■ **Exercise requirements**
Go through the data and copy each line where the string "Test" appears.

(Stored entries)
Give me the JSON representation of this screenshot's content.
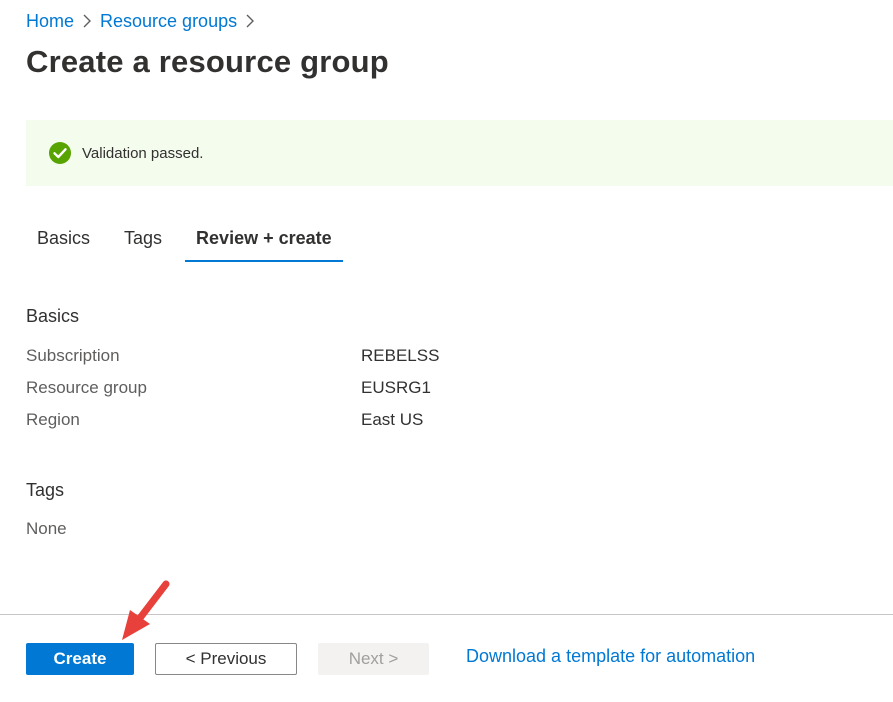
{
  "breadcrumb": {
    "items": [
      {
        "label": "Home"
      },
      {
        "label": "Resource groups"
      }
    ]
  },
  "page": {
    "title": "Create a resource group"
  },
  "validation": {
    "message": "Validation passed.",
    "color": "#57a300"
  },
  "tabs": [
    {
      "label": "Basics",
      "active": false
    },
    {
      "label": "Tags",
      "active": false
    },
    {
      "label": "Review + create",
      "active": true
    }
  ],
  "summary": {
    "basics_heading": "Basics",
    "rows": [
      {
        "label": "Subscription",
        "value": "REBELSS"
      },
      {
        "label": "Resource group",
        "value": "EUSRG1"
      },
      {
        "label": "Region",
        "value": "East US"
      }
    ],
    "tags_heading": "Tags",
    "tags_value": "None"
  },
  "footer": {
    "create_label": "Create",
    "previous_label": "< Previous",
    "next_label": "Next >",
    "download_label": "Download a template for automation"
  },
  "colors": {
    "accent": "#0078d4",
    "annotation_arrow": "#e8403a"
  }
}
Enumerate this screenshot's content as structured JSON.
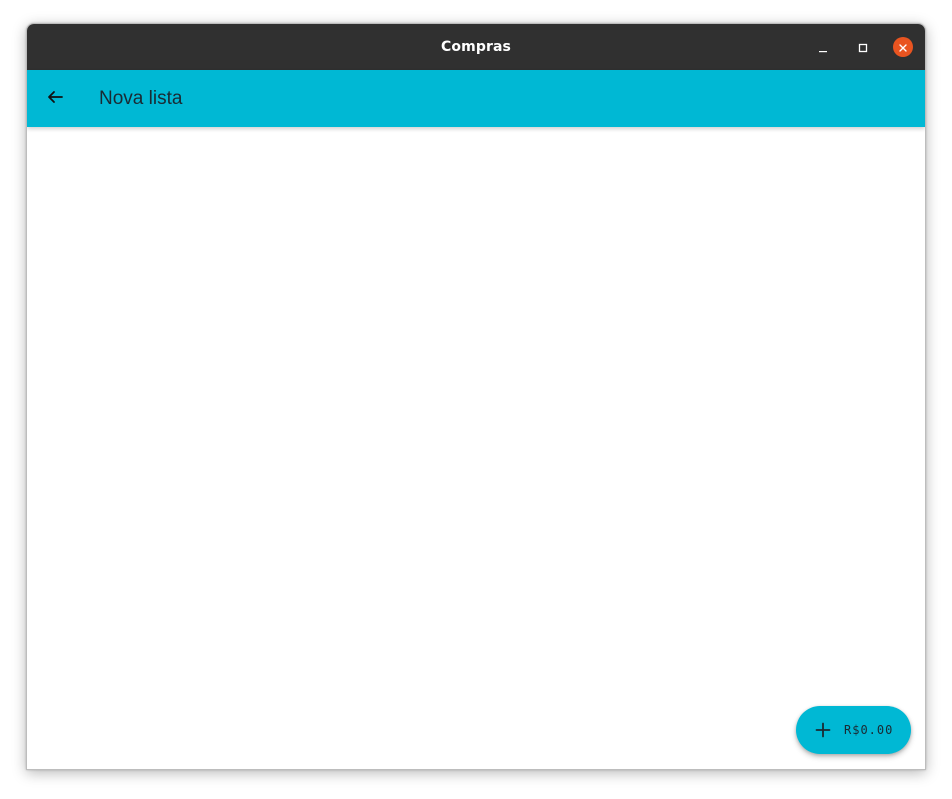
{
  "window": {
    "title": "Compras"
  },
  "appbar": {
    "title": "Nova lista",
    "back_icon": "arrow-back-icon"
  },
  "window_controls": {
    "minimize_icon": "minimize-icon",
    "maximize_icon": "maximize-icon",
    "close_icon": "close-icon"
  },
  "fab": {
    "icon": "plus-icon",
    "label": "R$0.00"
  },
  "colors": {
    "titlebar": "#303030",
    "accent": "#00b8d4",
    "close_button": "#e95420"
  }
}
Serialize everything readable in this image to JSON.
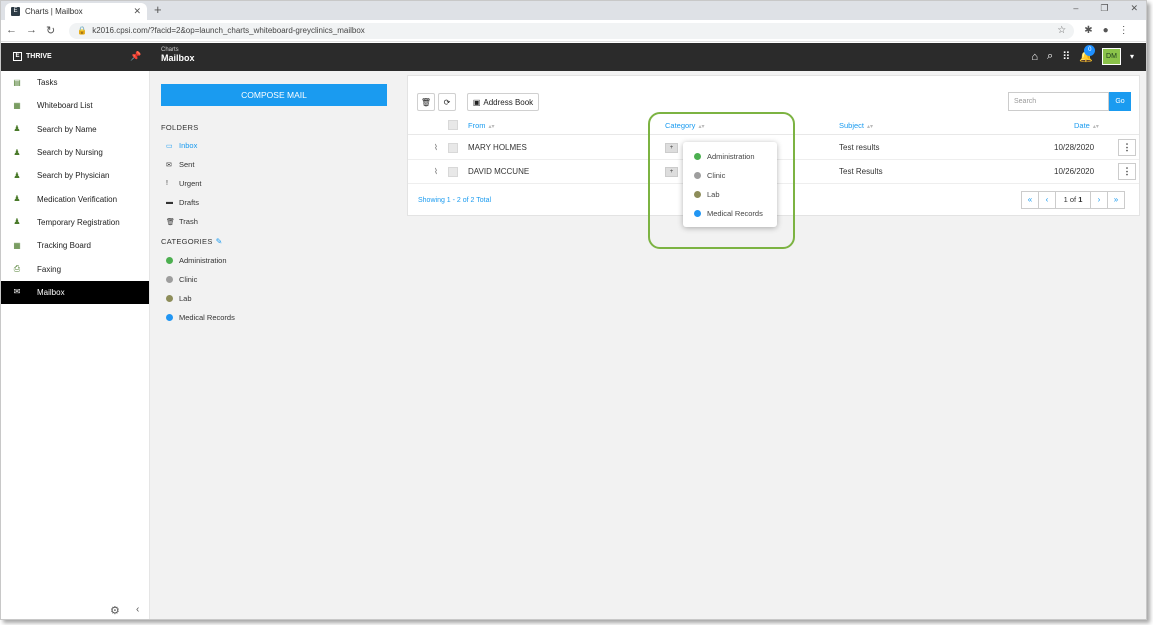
{
  "browser": {
    "tab_title": "Charts | Mailbox",
    "tab_favicon": "E",
    "url": "k2016.cpsi.com/?facid=2&op=launch_charts_whiteboard-greyclinics_mailbox"
  },
  "appbar": {
    "brand": "THRIVE",
    "brand_logo": "E",
    "crumb_small": "Charts",
    "crumb_big": "Mailbox",
    "notification_count": "0",
    "avatar_initials": "DM"
  },
  "sidenav": {
    "items": [
      {
        "label": "Tasks",
        "icon": "clipboard-icon"
      },
      {
        "label": "Whiteboard List",
        "icon": "list-icon"
      },
      {
        "label": "Search by Name",
        "icon": "person-search-icon"
      },
      {
        "label": "Search by Nursing",
        "icon": "nurse-icon"
      },
      {
        "label": "Search by Physician",
        "icon": "physician-icon"
      },
      {
        "label": "Medication Verification",
        "icon": "medication-icon"
      },
      {
        "label": "Temporary Registration",
        "icon": "registration-icon"
      },
      {
        "label": "Tracking Board",
        "icon": "board-icon"
      },
      {
        "label": "Faxing",
        "icon": "fax-icon"
      },
      {
        "label": "Mailbox",
        "icon": "mailbox-icon"
      }
    ]
  },
  "mailpanel": {
    "compose_label": "COMPOSE MAIL",
    "folders_title": "FOLDERS",
    "folders": [
      {
        "label": "Inbox",
        "icon": "inbox-icon"
      },
      {
        "label": "Sent",
        "icon": "envelope-icon"
      },
      {
        "label": "Urgent",
        "icon": "exclamation-icon"
      },
      {
        "label": "Drafts",
        "icon": "draft-icon"
      },
      {
        "label": "Trash",
        "icon": "trash-icon"
      }
    ],
    "categories_title": "CATEGORIES",
    "categories": [
      {
        "label": "Administration",
        "color": "#4caf50"
      },
      {
        "label": "Clinic",
        "color": "#9e9e9e"
      },
      {
        "label": "Lab",
        "color": "#8d8d5a"
      },
      {
        "label": "Medical Records",
        "color": "#2196f3"
      }
    ]
  },
  "maillist": {
    "address_book_label": "Address Book",
    "search_placeholder": "Search",
    "go_label": "Go",
    "columns": {
      "from": "From",
      "category": "Category",
      "subject": "Subject",
      "date": "Date"
    },
    "rows": [
      {
        "from": "MARY HOLMES",
        "subject": "Test results",
        "date": "10/28/2020"
      },
      {
        "from": "DAVID MCCUNE",
        "subject": "Test Results",
        "date": "10/26/2020"
      }
    ],
    "showing_text": "Showing 1 - 2 of 2 Total",
    "page_current": "1",
    "page_of": "of",
    "page_total": "1"
  },
  "category_dropdown": {
    "items": [
      {
        "label": "Administration",
        "color": "#4caf50"
      },
      {
        "label": "Clinic",
        "color": "#9e9e9e"
      },
      {
        "label": "Lab",
        "color": "#8d8d5a"
      },
      {
        "label": "Medical Records",
        "color": "#2196f3"
      }
    ],
    "highlight_color": "#7cb342"
  }
}
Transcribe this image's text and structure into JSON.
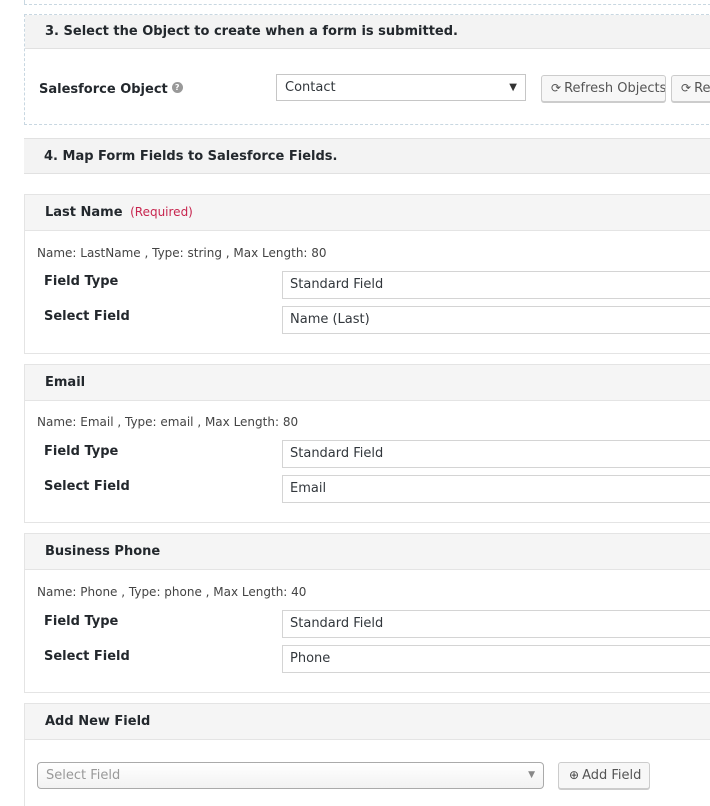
{
  "section3": {
    "title": "3. Select the Object to create when a form is submitted.",
    "object_label": "Salesforce Object",
    "help_icon": "question-circle-icon",
    "selected_object": "Contact",
    "refresh_objects_label": "Refresh Objects",
    "refresh_fields_label_truncated": "Re"
  },
  "section4": {
    "title": "4. Map Form Fields to Salesforce Fields."
  },
  "mappings": [
    {
      "name": "Last Name",
      "required_label": "(Required)",
      "meta": "Name: LastName , Type: string , Max Length: 80",
      "field_type_label": "Field Type",
      "field_type_value": "Standard Field",
      "select_field_label": "Select Field",
      "select_field_value": "Name (Last)"
    },
    {
      "name": "Email",
      "meta": "Name: Email , Type: email , Max Length: 80",
      "field_type_label": "Field Type",
      "field_type_value": "Standard Field",
      "select_field_label": "Select Field",
      "select_field_value": "Email"
    },
    {
      "name": "Business Phone",
      "meta": "Name: Phone , Type: phone , Max Length: 40",
      "field_type_label": "Field Type",
      "field_type_value": "Standard Field",
      "select_field_label": "Select Field",
      "select_field_value": "Phone"
    }
  ],
  "add_new": {
    "title": "Add New Field",
    "select_placeholder": "Select Field",
    "button_label": "Add Field"
  }
}
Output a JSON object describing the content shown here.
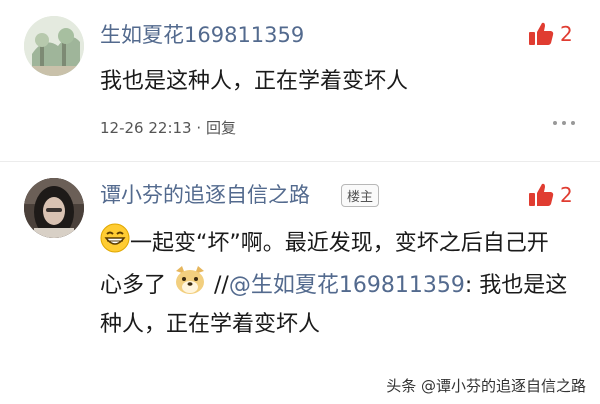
{
  "comments": [
    {
      "username": "生如夏花169811359",
      "like_count": "2",
      "text": "我也是这种人，正在学着变坏人",
      "date": "12-26 22:13",
      "separator": "·",
      "reply_label": "回复"
    },
    {
      "username": "谭小芬的追逐自信之路",
      "badge": "楼主",
      "like_count": "2",
      "text_part1": "一起变“坏”啊。最近发现，变坏之后自己开心多了",
      "mention_prefix": " //",
      "mention_user": "@生如夏花169811359",
      "quoted_text": ": 我也是这种人，正在学着变坏人"
    }
  ],
  "watermark": "头条 @谭小芬的追逐自信之路",
  "colors": {
    "username": "#536a8e",
    "like_red": "#e03c31",
    "text": "#1a1a1a"
  }
}
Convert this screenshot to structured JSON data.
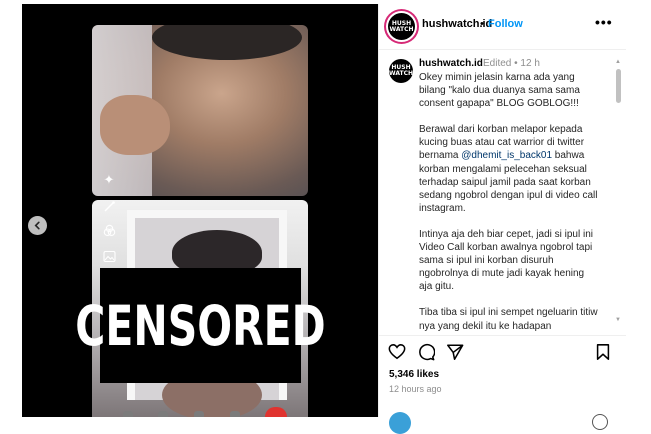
{
  "media": {
    "censor_text": "CENSORED",
    "prev_button": "chevron-left-icon"
  },
  "header": {
    "avatar_text": "HUSH WATCH",
    "username": "hushwatch.id",
    "separator": "•",
    "follow_label": "Follow",
    "more_label": "•••"
  },
  "caption": {
    "username": "hushwatch.id",
    "meta": "Edited • 12 h",
    "avatar_text": "HUSH WATCH",
    "paragraphs": [
      "Okey mimin jelasin karna ada yang bilang \"kalo dua duanya sama sama consent gapapa\" BLOG GOBLOG!!!",
      "Berawal dari korban melapor kepada kucing buas atau cat warrior di twitter bernama ",
      "@dhemit_is_back01",
      " bahwa korban mengalami pelecehan seksual terhadap saipul jamil pada saat korban sedang ngobrol dengan ipul di video call instagram.",
      "Intinya aja deh biar cepet, jadi si ipul ini Video Call korban awalnya ngobrol tapi sama si ipul ini korban disuruh ngobrolnya di mute jadi kayak hening aja gitu.",
      "Tiba tiba si ipul ini sempet ngeluarin titiw nya yang dekil itu ke hadapan"
    ]
  },
  "actions": {
    "like_icon": "heart-icon",
    "comment_icon": "comment-icon",
    "share_icon": "share-icon",
    "save_icon": "bookmark-icon",
    "likes": "5,346 likes",
    "time": "12 hours ago"
  },
  "colors": {
    "accent": "#0095f6",
    "mention": "#00376b",
    "muted": "#8e8e8e"
  }
}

■ **Solution for this task**
        "subject": "Test results",
        "subject": "Test Results",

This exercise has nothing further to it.